**WHAT YOU NEED TO DO**. Please filter the listing below and copy out the lines that hold "Thanks".

········

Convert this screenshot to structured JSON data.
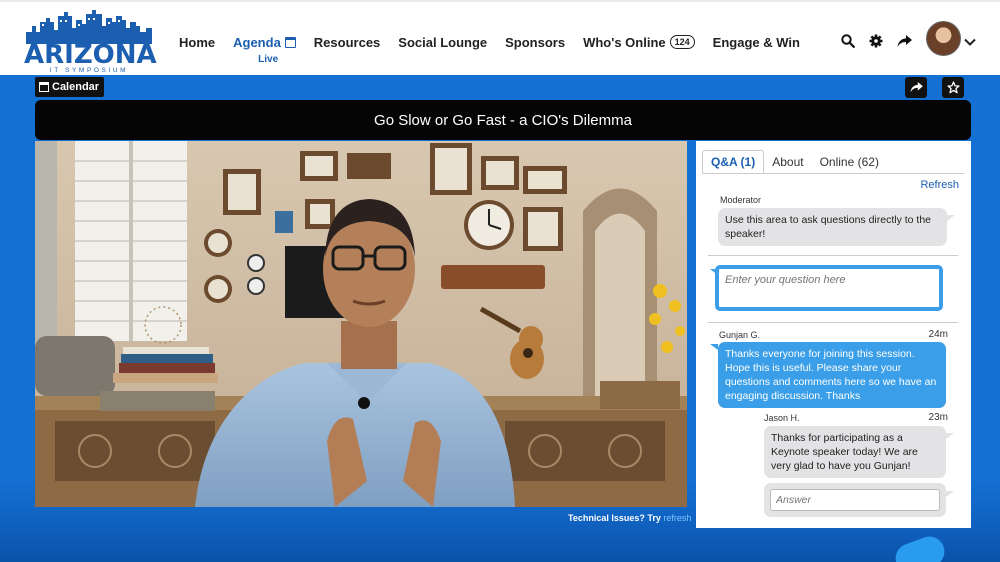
{
  "header": {
    "logo_text": "ARIZONA",
    "logo_subtext": "IT SYMPOSIUM",
    "nav": [
      {
        "label": "Home"
      },
      {
        "label": "Agenda",
        "sublabel": "Live"
      },
      {
        "label": "Resources"
      },
      {
        "label": "Social Lounge"
      },
      {
        "label": "Sponsors"
      },
      {
        "label": "Who's Online",
        "badge": "124"
      },
      {
        "label": "Engage & Win"
      }
    ],
    "icons": [
      "search-icon",
      "gear-icon",
      "share-icon"
    ]
  },
  "toolbar": {
    "calendar_label": "Calendar"
  },
  "session": {
    "title": "Go Slow or Go Fast - a CIO's Dilemma",
    "tech_issues_text": "Technical Issues? Try",
    "tech_issues_link": "refresh"
  },
  "panel": {
    "tabs": [
      {
        "label": "Q&A (1)",
        "active": true
      },
      {
        "label": "About"
      },
      {
        "label": "Online (62)"
      }
    ],
    "refresh_label": "Refresh",
    "moderator": {
      "name": "Moderator",
      "text": "Use this area to ask questions directly to the speaker!"
    },
    "question_placeholder": "Enter your question here",
    "messages": [
      {
        "author": "Gunjan G.",
        "time": "24m",
        "text": "Thanks everyone for joining this session. Hope this is useful. Please share your questions and comments here so we have an engaging discussion. Thanks"
      },
      {
        "author": "Jason H.",
        "time": "23m",
        "text": "Thanks for participating as a Keynote speaker today! We are very glad to have you Gunjan!"
      }
    ],
    "answer_placeholder": "Answer"
  },
  "colors": {
    "brand_blue": "#1c5fb0",
    "bubble_blue": "#3a9fe8",
    "stage_blue": "#1470d2"
  }
}
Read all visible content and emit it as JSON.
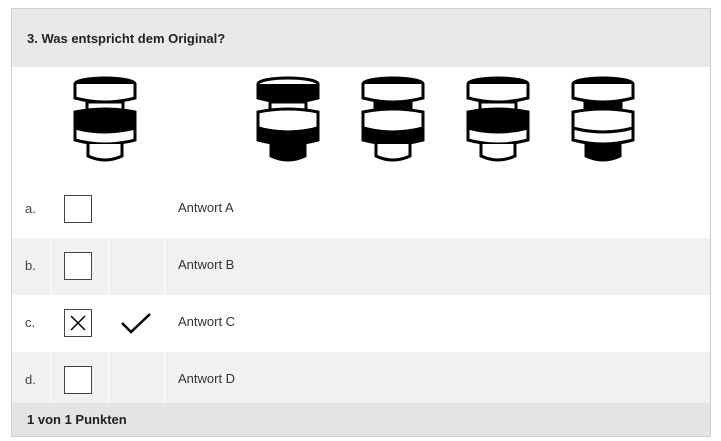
{
  "question": {
    "title": "3. Was entspricht dem Original?"
  },
  "figures": {
    "original": "stacked-disc-icon",
    "options": [
      "stacked-disc-icon",
      "stacked-disc-icon",
      "stacked-disc-icon",
      "stacked-disc-icon"
    ]
  },
  "answers": [
    {
      "letter": "a.",
      "label": "Antwort A",
      "checked": false,
      "correct": false
    },
    {
      "letter": "b.",
      "label": "Antwort B",
      "checked": false,
      "correct": false
    },
    {
      "letter": "c.",
      "label": "Antwort C",
      "checked": true,
      "correct": true
    },
    {
      "letter": "d.",
      "label": "Antwort D",
      "checked": false,
      "correct": false
    }
  ],
  "result": {
    "score": "1 von 1 Punkten"
  }
}
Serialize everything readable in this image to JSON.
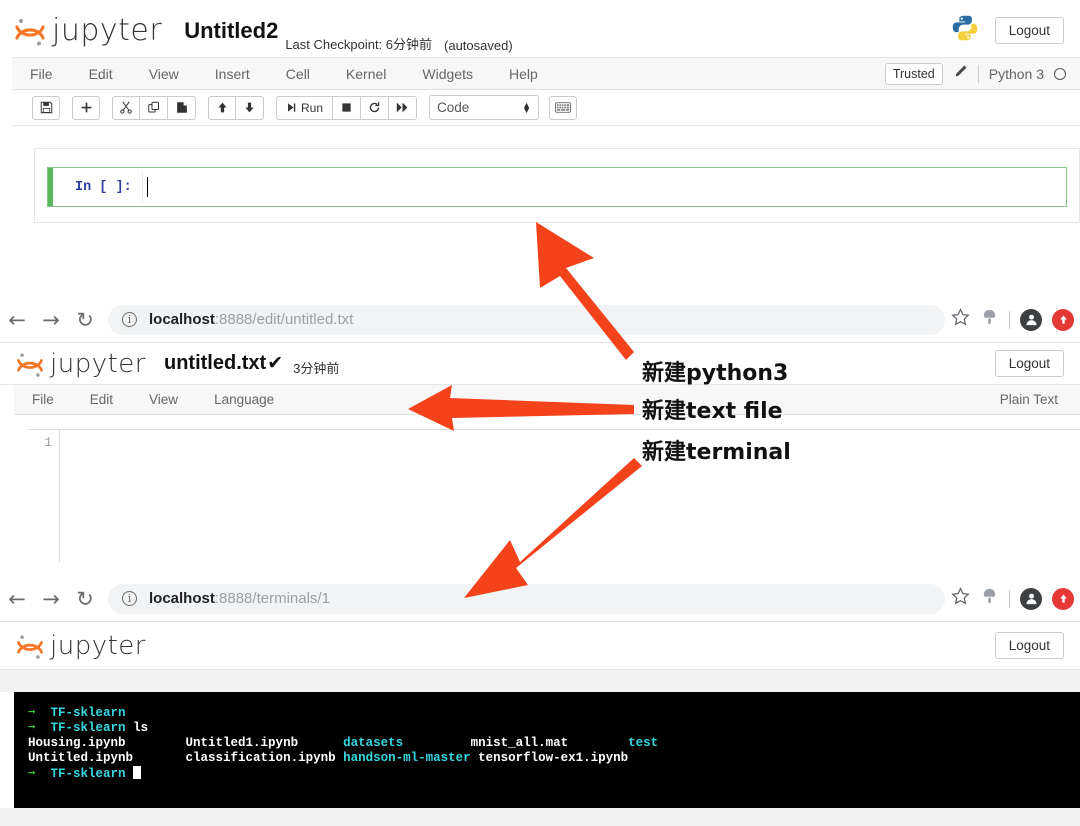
{
  "brand": {
    "wordmark": "jupyter",
    "logo_color": "#F37726"
  },
  "notebook": {
    "title": "Untitled2",
    "checkpoint": "Last Checkpoint: 6分钟前",
    "autosaved": "(autosaved)",
    "logout_label": "Logout",
    "menus": [
      "File",
      "Edit",
      "View",
      "Insert",
      "Cell",
      "Kernel",
      "Widgets",
      "Help"
    ],
    "trusted_label": "Trusted",
    "kernel_name": "Python 3",
    "toolbar": {
      "save_icon": "save-icon",
      "insert_icon": "plus-icon",
      "cut_icon": "scissors-icon",
      "copy_icon": "copy-icon",
      "paste_icon": "paste-icon",
      "up_icon": "arrow-up-icon",
      "down_icon": "arrow-down-icon",
      "run_label": "Run",
      "stop_icon": "stop-square-icon",
      "restart_icon": "restart-icon",
      "fastforward_icon": "fast-forward-icon",
      "cell_type": "Code",
      "keyboard_icon": "keyboard-icon"
    },
    "cell": {
      "prompt": "In [ ]:",
      "value": ""
    }
  },
  "editor": {
    "browser": {
      "back_icon": "back-arrow-icon",
      "forward_icon": "forward-arrow-icon",
      "reload_icon": "reload-icon",
      "info_icon": "info-circle-icon",
      "url_host": "localhost",
      "url_path": ":8888/edit/untitled.txt",
      "star_icon": "star-icon",
      "extension_icon": "extension-icon",
      "profile_icon": "profile-avatar-icon",
      "alert_icon": "red-badge-icon"
    },
    "title": "untitled.txt",
    "saved_check": "✔",
    "time": "3分钟前",
    "logout_label": "Logout",
    "menus": [
      "File",
      "Edit",
      "View",
      "Language"
    ],
    "mode_label": "Plain Text",
    "line_number": "1",
    "content": ""
  },
  "terminal": {
    "browser": {
      "back_icon": "back-arrow-icon",
      "forward_icon": "forward-arrow-icon",
      "reload_icon": "reload-icon",
      "info_icon": "info-circle-icon",
      "url_host": "localhost",
      "url_path": ":8888/terminals/1",
      "star_icon": "star-icon",
      "extension_icon": "extension-icon",
      "profile_icon": "profile-avatar-icon",
      "alert_icon": "red-badge-icon"
    },
    "logout_label": "Logout",
    "console": {
      "prompt_symbol": "➜",
      "prompt_dir": "TF-sklearn",
      "command": "ls",
      "lines": [
        {
          "type": "prompt",
          "dir": "TF-sklearn",
          "cmd": ""
        },
        {
          "type": "prompt",
          "dir": "TF-sklearn",
          "cmd": "ls"
        },
        {
          "type": "listing",
          "cols": [
            "Housing.ipynb",
            "Untitled1.ipynb",
            "datasets",
            "mnist_all.mat",
            "test"
          ]
        },
        {
          "type": "listing",
          "cols": [
            "Untitled.ipynb",
            "classification.ipynb",
            "handson-ml-master",
            "tensorflow-ex1.ipynb",
            ""
          ]
        },
        {
          "type": "prompt",
          "dir": "TF-sklearn",
          "cmd": ""
        }
      ],
      "files": [
        "Housing.ipynb",
        "Untitled.ipynb",
        "Untitled1.ipynb",
        "classification.ipynb",
        "mnist_all.mat",
        "tensorflow-ex1.ipynb"
      ],
      "dirs": [
        "datasets",
        "handson-ml-master",
        "test"
      ]
    }
  },
  "annotations": [
    {
      "text": "新建python3",
      "target": "notebook-cell"
    },
    {
      "text": "新建text file",
      "target": "editor-menubar"
    },
    {
      "text": "新建terminal",
      "target": "terminal-browser-bar"
    }
  ],
  "colors": {
    "arrow_red": "#F4421A",
    "jupyter_orange": "#F37726",
    "terminal_green": "#2fd32f",
    "terminal_cyan": "#36d7e0",
    "cell_green": "#5cb85c"
  }
}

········

**WRITTEN ANSWER**.
        "text": "Thanks everyone for joining this session. Hope this is useful. Please share your questions and comments here so we have an engaging discussion. Thanks"
        "text": "Thanks for participating as a Keynote speaker today! We are very glad to have you Gunjan!"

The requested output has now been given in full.